Exactly! It could have been a cord of twigs, but still a cord. Then it's up to the customer to buy or not for whatever price being asked. The price has nothing to do with it. At some point this post is a dead horse.
Those of us who agree a "CORD" is 4x4x8 are correct. Those of you who don't are wrong.
Merry Christmas and Happy New Year.
There still seems to be some division here. Consumer Complaint departments are made to protect the consumer from social predation. A gallon of milk, a gallon of gas, a dozen eggs, a pound of butter. Where does what you advertised stop being what I should get, start? Bear in mind the guy knew the difference because he had sold differently. His basic tactics that got him in hot water were sales intimidation, (which there are laws against) and false advertisement (which there are laws against) based on willful knowledge to blur the facts. Which one of these do we like/want used against us? What about the people who don't know and only have a limited income. Should we think they got what they deserved? If so then this social predator got what he deserved. Should we allow drunks to drive and assume that who ever they hit or killed was the other persons fault and they got what they deserved? What about those who were doing no wrong? Did they get what they deserved just because they didn't know the drunk would be driving? Is it "ratting" or is the term "ratting" an ideological term used to protect those who would take advantage of us? When we dare to say the wrong doer deserves protection from the innocent who then is the wrong doer? Where do the seeds of anarchy grow? Hopefully the next paycheck they get is not the net results of someone who is in a position to devalue their hourly wage because of preferential interpretation. Also bear in mind those who stand to right a wrong are the target of those whose reason sees no wrong because that is what they have been lead or choose to believe. You did what was legally and morally correct and may have helped prevent another innocent victim from joining the stats. Turning and walking away is almost like saying I don't care. The sorrow in that is I would care as soon as it happens to me and then it would be too late.
In Europe that is when horses are prime for eating. Should we ship this over there?
Personally I would have just walked away. At the same time I don't feel a little bit bad for the dealer.

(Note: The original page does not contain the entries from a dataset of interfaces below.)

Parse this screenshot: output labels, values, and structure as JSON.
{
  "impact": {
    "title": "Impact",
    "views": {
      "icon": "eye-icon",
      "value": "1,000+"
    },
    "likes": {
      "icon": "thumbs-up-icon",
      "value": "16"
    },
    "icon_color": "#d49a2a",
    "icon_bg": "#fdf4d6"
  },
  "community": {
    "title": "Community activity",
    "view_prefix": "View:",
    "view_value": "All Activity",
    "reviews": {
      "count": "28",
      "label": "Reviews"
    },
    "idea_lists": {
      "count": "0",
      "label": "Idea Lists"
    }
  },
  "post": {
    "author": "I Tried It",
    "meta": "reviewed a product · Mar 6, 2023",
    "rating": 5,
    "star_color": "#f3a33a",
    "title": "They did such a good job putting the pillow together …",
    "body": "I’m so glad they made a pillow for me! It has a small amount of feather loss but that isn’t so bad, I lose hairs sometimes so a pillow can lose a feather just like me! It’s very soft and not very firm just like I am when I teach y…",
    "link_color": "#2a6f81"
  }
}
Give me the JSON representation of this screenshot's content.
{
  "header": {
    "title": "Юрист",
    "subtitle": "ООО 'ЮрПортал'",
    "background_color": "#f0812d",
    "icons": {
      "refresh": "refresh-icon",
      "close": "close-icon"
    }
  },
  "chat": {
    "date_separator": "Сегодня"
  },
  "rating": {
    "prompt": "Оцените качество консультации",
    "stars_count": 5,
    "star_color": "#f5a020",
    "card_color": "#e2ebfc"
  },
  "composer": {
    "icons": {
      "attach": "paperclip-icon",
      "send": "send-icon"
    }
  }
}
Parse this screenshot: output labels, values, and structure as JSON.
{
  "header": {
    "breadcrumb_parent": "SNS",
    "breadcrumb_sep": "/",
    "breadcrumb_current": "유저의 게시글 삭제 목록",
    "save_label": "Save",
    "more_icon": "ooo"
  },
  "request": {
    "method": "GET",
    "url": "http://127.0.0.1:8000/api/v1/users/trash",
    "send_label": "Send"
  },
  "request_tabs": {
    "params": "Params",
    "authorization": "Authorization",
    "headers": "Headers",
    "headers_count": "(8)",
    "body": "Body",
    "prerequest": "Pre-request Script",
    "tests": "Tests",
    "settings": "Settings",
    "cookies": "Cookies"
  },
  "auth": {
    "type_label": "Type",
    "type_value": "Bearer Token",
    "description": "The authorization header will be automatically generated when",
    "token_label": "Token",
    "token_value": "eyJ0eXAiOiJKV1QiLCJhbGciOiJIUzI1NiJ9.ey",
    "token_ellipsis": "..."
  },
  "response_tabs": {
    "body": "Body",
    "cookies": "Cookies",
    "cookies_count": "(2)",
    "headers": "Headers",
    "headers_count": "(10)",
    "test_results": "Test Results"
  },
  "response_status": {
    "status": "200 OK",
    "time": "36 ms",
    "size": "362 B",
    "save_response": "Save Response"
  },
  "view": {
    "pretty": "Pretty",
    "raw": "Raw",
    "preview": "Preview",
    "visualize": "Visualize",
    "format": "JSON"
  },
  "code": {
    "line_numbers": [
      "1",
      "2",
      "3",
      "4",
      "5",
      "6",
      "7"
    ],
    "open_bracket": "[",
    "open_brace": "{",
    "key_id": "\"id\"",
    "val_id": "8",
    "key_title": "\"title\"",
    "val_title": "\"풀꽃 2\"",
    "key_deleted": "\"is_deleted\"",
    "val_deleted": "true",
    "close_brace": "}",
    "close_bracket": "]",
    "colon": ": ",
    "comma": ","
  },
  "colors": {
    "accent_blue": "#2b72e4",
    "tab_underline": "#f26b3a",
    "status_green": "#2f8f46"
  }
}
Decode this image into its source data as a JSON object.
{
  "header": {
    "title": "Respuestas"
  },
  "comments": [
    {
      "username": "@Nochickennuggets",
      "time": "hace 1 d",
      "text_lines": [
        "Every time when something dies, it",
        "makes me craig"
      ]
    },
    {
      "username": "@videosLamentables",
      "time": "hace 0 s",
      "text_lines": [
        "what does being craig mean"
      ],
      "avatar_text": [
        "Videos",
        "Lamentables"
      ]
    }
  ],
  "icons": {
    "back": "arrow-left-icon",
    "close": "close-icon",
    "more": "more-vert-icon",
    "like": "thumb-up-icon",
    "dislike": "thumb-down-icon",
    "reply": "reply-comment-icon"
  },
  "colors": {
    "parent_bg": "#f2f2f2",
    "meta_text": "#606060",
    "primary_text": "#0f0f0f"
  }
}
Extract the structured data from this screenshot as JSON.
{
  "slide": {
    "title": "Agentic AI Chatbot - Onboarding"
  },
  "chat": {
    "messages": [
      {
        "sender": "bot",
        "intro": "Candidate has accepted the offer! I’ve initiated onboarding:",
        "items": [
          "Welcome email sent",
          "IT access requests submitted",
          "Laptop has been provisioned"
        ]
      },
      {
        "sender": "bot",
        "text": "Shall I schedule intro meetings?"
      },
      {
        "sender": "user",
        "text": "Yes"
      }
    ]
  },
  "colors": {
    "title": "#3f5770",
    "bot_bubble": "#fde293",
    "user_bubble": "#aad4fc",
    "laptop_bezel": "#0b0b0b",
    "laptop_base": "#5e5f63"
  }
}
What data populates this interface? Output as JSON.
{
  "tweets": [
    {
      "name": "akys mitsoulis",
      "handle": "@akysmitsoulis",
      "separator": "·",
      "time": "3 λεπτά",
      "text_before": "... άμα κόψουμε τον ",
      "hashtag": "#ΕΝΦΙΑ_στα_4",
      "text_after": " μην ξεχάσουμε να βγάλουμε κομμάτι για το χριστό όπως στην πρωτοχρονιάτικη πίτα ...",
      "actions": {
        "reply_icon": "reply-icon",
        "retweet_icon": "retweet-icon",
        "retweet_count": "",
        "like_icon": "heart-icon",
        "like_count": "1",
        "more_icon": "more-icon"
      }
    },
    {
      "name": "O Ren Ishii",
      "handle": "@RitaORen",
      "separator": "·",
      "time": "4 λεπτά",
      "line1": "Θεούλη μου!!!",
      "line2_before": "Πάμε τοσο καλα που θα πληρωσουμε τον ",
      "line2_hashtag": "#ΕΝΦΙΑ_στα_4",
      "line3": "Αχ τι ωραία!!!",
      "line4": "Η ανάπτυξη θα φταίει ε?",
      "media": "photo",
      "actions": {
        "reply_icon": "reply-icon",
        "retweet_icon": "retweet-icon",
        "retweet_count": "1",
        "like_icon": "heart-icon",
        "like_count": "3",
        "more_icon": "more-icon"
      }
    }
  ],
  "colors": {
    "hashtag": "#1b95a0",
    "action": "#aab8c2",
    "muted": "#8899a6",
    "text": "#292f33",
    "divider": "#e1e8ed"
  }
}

With that said I think this thread has out lived its usefulness.
I vote to close it.
Johnny drives by a 7-11 and sees a sign out front "12 pack Bud $3.99". Johnny stops and walks into store and asks for "Bud special" advertised on sign. Cashier puts a 12 pack of 8oz ponies on counter. He haggles with cashier about the price,sign, and last years price. Cashier says "it is what it is, ponies"! He refuses to buy because he figured the special was for 12 oz. He walks away pissed because last year he bought 12oz for this price.
What would you do???????? Buy your beer elsewhere or call the law?
13) Wood for fuel. (i) All wood for fuel shall be offered for sale or sold at retail in the manner provided in this paragraph, except:
(a) any sale of unpackaged wood for fuel if the wood was observed by the buyer or his agent before sale;
From Saratogas post on page 2. This is NYS law but most state laws regarding firewood sales are similiar. Please note "EXCEPT" at the end of the first sentence.